:: Material supplied ::

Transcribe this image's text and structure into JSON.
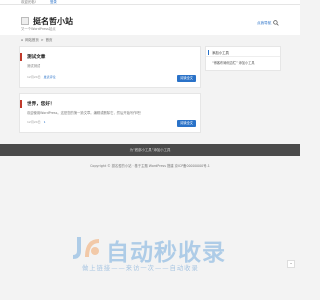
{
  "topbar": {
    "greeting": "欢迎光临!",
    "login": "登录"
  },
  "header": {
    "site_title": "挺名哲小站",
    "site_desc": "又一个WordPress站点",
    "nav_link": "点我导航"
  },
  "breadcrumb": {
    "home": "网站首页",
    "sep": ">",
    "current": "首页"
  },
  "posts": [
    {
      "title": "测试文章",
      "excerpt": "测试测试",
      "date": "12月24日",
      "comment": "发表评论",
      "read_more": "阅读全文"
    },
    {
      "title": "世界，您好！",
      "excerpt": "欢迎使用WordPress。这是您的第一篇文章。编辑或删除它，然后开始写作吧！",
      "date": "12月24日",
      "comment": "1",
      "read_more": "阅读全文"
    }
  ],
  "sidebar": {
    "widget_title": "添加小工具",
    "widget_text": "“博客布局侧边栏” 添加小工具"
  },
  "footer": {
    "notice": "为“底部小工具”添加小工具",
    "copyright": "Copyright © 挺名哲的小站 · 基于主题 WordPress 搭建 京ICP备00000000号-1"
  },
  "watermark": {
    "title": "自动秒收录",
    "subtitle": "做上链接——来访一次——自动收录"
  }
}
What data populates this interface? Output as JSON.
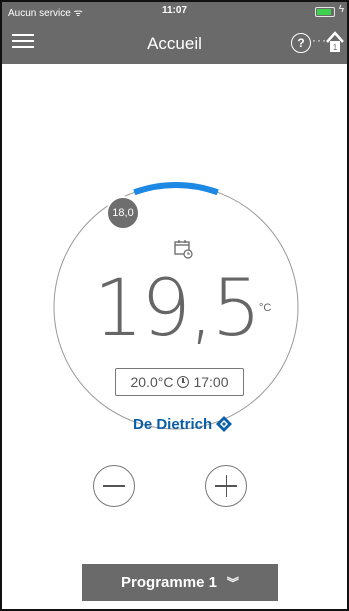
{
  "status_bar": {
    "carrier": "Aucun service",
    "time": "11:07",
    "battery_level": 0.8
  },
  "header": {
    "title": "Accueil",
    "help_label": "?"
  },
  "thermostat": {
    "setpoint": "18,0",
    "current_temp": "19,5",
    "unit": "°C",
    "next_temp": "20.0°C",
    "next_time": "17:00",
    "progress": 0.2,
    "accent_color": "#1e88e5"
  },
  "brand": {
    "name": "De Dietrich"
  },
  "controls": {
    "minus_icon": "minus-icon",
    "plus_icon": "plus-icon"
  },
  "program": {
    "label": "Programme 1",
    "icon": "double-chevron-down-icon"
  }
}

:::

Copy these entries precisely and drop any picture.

Transcribe this image's text and structure into JSON.
{
  "topbar": {
    "greeting": "欢迎光临!",
    "login": "登录"
  },
  "header": {
    "site_title": "挺名哲小站",
    "site_desc": "又一个WordPress站点",
    "nav_link": "点我导航"
  },
  "breadcrumb": {
    "home": "网站首页",
    "sep": ">",
    "current": "首页"
  },
  "posts": [
    {
      "title": "测试文章",
      "excerpt": "测试测试",
      "date": "12月24日",
      "comment": "发表评论",
      "read_more": "阅读全文"
    },
    {
      "title": "世界，您好！",
      "excerpt": "欢迎使用WordPress。这是您的第一篇文章。编辑或删除它，然后开始写作吧！",
      "date": "12月24日",
      "comment": "1",
      "read_more": "阅读全文"
    }
  ],
  "sidebar": {
    "widget_title": "添加小工具",
    "widget_text": "“博客布局侧边栏” 添加小工具"
  },
  "footer": {
    "notice": "为“底部小工具”添加小工具",
    "copyright": "Copyright © 挺名哲的小站 · 基于主题 WordPress 搭建 京ICP备00000000号-1"
  },
  "watermark": {
    "title": "自动秒收录",
    "subtitle": "做上链接——来访一次——自动收录"
  }
}
What data populates this interface? Output as JSON.
{
  "status_bar": {
    "carrier": "Aucun service",
    "time": "11:07",
    "battery_level": 0.8
  },
  "header": {
    "title": "Accueil",
    "help_label": "?"
  },
  "thermostat": {
    "setpoint": "18,0",
    "current_temp": "19,5",
    "unit": "°C",
    "next_temp": "20.0°C",
    "next_time": "17:00",
    "progress": 0.2,
    "accent_color": "#1e88e5"
  },
  "brand": {
    "name": "De Dietrich"
  },
  "controls": {
    "minus_icon": "minus-icon",
    "plus_icon": "plus-icon"
  },
  "program": {
    "label": "Programme 1",
    "icon": "double-chevron-down-icon"
  }
}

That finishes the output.